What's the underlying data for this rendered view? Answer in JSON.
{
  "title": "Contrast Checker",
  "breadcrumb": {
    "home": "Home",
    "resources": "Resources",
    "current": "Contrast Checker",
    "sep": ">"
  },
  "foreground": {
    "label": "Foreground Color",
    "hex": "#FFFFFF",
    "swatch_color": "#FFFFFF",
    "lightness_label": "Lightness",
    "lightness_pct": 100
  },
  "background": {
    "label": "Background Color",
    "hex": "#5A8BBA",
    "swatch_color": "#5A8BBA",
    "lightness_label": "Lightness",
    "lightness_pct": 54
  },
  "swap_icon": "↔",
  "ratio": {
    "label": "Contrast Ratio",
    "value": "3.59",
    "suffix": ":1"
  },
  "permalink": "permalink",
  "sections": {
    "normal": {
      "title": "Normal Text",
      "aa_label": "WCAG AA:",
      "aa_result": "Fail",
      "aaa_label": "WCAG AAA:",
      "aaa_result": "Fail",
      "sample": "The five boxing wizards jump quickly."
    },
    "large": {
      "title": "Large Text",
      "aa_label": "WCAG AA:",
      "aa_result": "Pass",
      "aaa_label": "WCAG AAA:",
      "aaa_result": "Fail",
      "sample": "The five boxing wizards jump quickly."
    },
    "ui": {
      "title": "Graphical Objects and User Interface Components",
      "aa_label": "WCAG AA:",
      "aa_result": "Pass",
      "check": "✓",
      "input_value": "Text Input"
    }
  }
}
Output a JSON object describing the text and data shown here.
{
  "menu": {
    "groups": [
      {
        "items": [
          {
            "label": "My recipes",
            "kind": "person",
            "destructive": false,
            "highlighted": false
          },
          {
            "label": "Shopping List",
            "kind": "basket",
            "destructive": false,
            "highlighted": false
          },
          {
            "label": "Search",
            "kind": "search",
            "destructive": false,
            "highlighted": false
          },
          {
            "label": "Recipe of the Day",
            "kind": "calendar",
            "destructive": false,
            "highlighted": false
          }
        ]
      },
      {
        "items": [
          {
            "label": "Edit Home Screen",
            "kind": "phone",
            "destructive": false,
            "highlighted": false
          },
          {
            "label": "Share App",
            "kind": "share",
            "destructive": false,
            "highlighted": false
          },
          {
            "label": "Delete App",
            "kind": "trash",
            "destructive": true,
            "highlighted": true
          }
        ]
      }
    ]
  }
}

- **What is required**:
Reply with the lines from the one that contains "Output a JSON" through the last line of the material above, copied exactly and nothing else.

- **Exercise answer**:
Output a JSON object describing the text and data shown here.
{
  "menu": {
    "groups": [
      {
        "items": [
          {
            "label": "My recipes",
            "kind": "person",
            "destructive": false,
            "highlighted": false
          },
          {
            "label": "Shopping List",
            "kind": "basket",
            "destructive": false,
            "highlighted": false
          },
          {
            "label": "Search",
            "kind": "search",
            "destructive": false,
            "highlighted": false
          },
          {
            "label": "Recipe of the Day",
            "kind": "calendar",
            "destructive": false,
            "highlighted": false
          }
        ]
      },
      {
        "items": [
          {
            "label": "Edit Home Screen",
            "kind": "phone",
            "destructive": false,
            "highlighted": false
          },
          {
            "label": "Share App",
            "kind": "share",
            "destructive": false,
            "highlighted": false
          },
          {
            "label": "Delete App",
            "kind": "trash",
            "destructive": true,
            "highlighted": true
          }
        ]
      }
    ]
  }
}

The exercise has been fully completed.